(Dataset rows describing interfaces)
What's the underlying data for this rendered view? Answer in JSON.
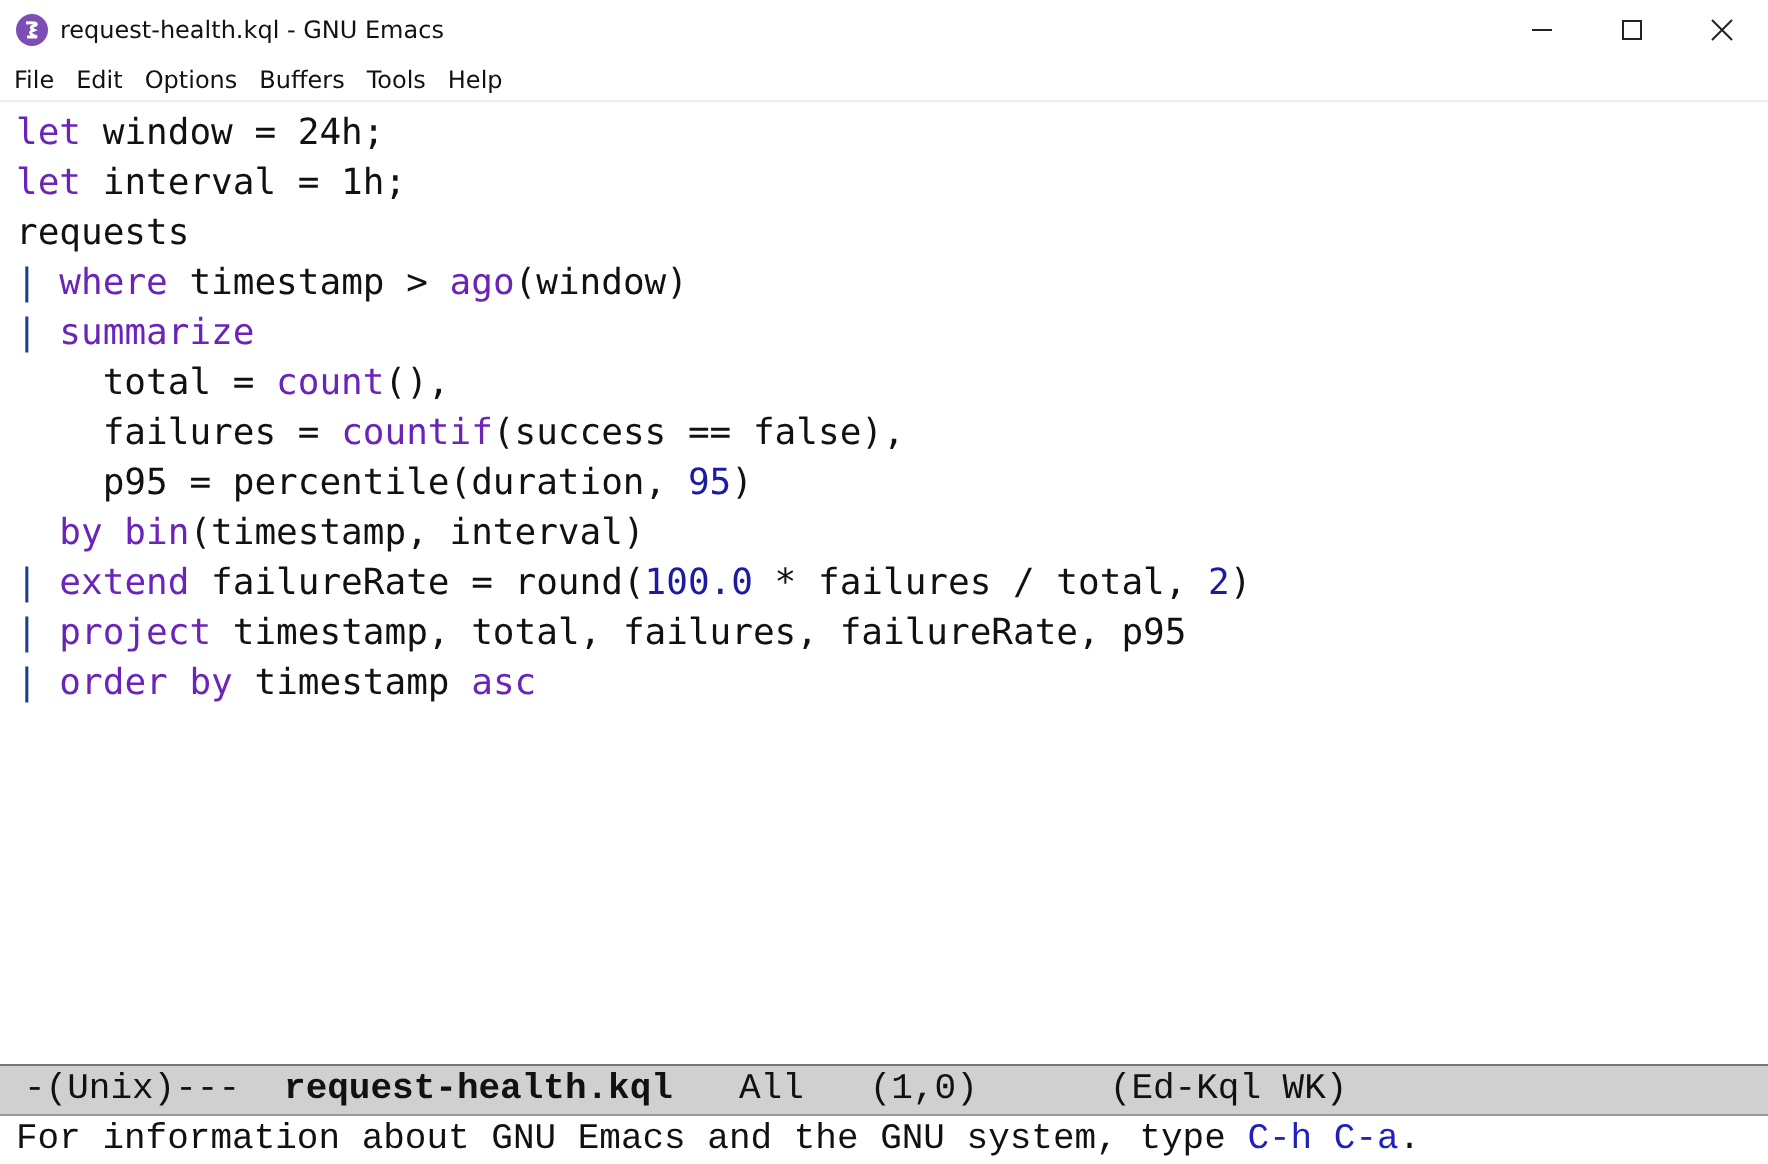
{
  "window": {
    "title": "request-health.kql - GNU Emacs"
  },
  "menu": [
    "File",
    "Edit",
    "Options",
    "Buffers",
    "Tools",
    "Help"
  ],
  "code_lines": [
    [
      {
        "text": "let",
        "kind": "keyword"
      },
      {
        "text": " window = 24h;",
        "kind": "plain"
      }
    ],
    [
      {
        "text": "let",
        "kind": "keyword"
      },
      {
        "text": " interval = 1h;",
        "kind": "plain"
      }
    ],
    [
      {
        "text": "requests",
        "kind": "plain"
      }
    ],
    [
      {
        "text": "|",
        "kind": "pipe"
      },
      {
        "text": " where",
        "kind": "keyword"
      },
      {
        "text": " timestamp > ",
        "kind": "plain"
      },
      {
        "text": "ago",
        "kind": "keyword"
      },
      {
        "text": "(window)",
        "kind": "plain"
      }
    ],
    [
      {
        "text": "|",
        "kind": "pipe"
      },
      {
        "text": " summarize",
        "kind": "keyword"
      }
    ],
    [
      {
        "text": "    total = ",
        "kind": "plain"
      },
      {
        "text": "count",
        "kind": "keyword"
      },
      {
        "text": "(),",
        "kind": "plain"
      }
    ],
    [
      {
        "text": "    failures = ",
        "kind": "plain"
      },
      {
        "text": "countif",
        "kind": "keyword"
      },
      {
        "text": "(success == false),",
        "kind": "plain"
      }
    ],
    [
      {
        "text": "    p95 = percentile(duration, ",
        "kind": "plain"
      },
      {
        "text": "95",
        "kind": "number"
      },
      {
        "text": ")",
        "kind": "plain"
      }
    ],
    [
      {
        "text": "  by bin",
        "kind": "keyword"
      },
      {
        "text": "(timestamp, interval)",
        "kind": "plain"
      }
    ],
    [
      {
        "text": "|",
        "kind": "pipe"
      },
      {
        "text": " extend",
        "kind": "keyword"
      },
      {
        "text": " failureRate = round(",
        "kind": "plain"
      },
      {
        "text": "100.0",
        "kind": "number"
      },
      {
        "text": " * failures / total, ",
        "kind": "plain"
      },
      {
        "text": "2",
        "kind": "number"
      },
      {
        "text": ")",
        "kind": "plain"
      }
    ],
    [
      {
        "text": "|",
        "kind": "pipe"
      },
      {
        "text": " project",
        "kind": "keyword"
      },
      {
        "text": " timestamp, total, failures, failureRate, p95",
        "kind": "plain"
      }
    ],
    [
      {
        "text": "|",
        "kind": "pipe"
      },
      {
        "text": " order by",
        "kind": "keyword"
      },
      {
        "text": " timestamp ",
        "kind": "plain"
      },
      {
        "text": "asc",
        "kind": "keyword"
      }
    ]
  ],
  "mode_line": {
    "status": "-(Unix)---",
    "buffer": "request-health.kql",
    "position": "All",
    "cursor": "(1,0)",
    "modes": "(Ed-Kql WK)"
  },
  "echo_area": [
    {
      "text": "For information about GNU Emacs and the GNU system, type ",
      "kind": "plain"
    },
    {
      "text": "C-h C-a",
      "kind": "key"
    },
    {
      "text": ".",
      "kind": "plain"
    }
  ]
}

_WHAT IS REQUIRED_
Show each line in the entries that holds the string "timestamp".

_SOLUTION TO THIS TASK_
        "text": " timestamp > ",
        "text": "(timestamp, interval)",
        "text": " timestamp, total, failures, failureRate, p95",
        "text": " timestamp ",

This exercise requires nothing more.